Anyway after a few winter Sundays Katie got a real job and I got a full time job working in a friend's shop (where mostly I spent my days drawing and writing stories on the back of the shop's fliers, occasionally there would be a customer - often lovely, lonely women who would return, after pouring their hearts out to me, with a box of chocolates or once an amber necklace!) and later I started a Post Grad Art History course. And our dream for the "Worldbackwards" emporium quietly died away.

After a round trip of fifteen years to North London I'm back living in South East London and two weekends ago I found myself up early and trundling along the road to the station with a wheely suitcase and a bundle of bags....helped by my boyfriend...regretting the death of our car in the springtime and on a train to Caterham Vintage and Art Fair. I caught myself thinking here I go again....still doing the same old thing "carrying my wares around" has nothing changed!

Later in the day Katie turned up to keep me company in the beautiful Edwardian Soper Hall and we enjoyed delicious cup cakes from Bake plus more yummy cake and coffee from A Grand Affair served in old china cups. With a sound backdrop of 40s and 50s music we chatted to customers and other stall holders and I ended up spending some of my takings - on vintage children's books and a 60s pale blue Finnish enamel kettle - not a good business model!

By the return journey in the evening I found myself reflecting how lovely it is to meet the people who've bought the things you've made and to be around other people who are selling things that they've made or gathered with love or care.

It didn't feel any longer like a step backward - just looping back around on a beautiful walk!

Things from the Cupboard

Home in Scotland a couple of weeks ago I had a search through my old "toy cupboard". We had a boot fair in London a few months ago so I couldn't resist bringing some things back to start filling up the cleared out spaces!


This is a map from 1963 - the year my parents (as newlyweds) went on a road trip to Norway with my grandfather and teenage aunts.







My beloved Tufty Club Book - I thought it was lost so was very happy to discover!
Illustrations are so powerful to children and the emotions they create seem to get so fixed inside us - when I saw these pictures of bonfire night, the naughty weasel and the mole family on a long dark road I remembered how fearful I found them. And it surprises me how gentle the pictures seem when the feelings I can recall are more akin to those created by horror films!

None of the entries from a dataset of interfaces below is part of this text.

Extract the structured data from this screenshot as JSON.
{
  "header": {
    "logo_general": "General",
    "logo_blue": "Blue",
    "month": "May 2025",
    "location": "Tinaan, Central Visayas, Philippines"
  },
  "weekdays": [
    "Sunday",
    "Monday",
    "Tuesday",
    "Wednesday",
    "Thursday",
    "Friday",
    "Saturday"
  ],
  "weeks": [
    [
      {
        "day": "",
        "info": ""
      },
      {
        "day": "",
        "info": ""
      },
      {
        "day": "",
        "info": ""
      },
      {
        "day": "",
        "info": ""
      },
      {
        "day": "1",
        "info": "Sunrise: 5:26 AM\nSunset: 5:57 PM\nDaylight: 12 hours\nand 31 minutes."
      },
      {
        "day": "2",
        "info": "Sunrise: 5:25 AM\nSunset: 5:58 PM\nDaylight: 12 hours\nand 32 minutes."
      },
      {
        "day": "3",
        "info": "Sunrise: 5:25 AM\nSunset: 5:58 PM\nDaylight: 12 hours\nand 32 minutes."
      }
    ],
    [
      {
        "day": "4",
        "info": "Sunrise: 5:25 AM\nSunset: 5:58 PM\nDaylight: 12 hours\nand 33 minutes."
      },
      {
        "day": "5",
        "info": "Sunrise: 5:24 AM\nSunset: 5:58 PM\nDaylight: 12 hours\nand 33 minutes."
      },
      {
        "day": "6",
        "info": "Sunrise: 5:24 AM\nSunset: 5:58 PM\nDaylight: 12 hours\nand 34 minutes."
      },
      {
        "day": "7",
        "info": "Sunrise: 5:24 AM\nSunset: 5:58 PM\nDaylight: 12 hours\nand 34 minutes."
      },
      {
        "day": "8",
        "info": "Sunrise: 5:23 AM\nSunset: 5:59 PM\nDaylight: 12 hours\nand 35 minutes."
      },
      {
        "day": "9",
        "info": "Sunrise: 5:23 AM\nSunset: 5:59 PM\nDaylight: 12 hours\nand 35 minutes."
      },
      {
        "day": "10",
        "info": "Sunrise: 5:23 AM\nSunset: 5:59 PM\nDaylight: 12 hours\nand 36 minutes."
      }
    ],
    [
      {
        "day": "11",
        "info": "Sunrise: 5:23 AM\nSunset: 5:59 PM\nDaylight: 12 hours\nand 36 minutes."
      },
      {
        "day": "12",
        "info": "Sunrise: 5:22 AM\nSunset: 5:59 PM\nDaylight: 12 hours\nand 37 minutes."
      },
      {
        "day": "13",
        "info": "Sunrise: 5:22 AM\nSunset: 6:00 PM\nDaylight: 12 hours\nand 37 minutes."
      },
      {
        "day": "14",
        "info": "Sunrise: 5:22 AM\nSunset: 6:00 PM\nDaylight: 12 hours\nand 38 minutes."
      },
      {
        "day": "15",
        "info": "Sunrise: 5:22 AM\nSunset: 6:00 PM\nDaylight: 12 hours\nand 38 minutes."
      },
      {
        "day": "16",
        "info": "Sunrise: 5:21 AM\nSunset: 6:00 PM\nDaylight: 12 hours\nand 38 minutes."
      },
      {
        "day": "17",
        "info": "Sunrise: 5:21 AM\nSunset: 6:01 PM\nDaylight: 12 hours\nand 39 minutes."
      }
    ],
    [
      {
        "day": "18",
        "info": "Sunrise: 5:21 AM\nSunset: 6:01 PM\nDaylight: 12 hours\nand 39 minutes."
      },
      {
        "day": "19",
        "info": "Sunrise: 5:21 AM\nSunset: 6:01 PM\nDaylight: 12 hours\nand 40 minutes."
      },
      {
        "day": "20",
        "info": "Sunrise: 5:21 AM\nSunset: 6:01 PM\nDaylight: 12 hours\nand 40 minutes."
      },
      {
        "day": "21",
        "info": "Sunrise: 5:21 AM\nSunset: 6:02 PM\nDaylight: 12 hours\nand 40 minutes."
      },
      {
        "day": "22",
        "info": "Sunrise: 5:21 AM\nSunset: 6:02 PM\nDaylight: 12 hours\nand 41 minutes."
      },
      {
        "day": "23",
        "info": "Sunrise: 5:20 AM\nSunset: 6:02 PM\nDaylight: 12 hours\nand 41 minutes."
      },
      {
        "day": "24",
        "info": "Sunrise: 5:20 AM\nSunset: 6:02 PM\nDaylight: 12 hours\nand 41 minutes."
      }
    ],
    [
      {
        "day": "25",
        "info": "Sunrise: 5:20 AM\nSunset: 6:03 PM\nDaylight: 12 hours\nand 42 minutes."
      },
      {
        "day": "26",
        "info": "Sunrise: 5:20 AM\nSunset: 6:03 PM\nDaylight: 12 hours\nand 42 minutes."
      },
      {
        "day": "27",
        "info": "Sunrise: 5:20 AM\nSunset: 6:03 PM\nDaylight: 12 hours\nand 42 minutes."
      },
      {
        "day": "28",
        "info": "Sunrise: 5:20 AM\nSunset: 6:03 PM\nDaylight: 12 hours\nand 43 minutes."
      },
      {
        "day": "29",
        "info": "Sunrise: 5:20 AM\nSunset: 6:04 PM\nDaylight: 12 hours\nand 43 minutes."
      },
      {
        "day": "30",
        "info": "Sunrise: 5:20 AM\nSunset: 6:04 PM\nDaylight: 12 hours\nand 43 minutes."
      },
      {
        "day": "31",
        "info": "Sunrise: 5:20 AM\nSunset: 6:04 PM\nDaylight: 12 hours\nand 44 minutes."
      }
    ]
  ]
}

I'm also surprised how things are not nearly as complex as I remember. I loved the tree house Tufty lived in - but now it seems so small and simple - not how it was in my head as a child!



I bought this book with a book token I got as a school prize aged seven for art. My Mum thought prizes were a terrible and unfair thing until I got one! I have just discovered a little about the illustrator Ronald Ferns
http://en.wikipedia.org/wiki/Ronald_Ferns
What a wonderful selection of projects he worked on!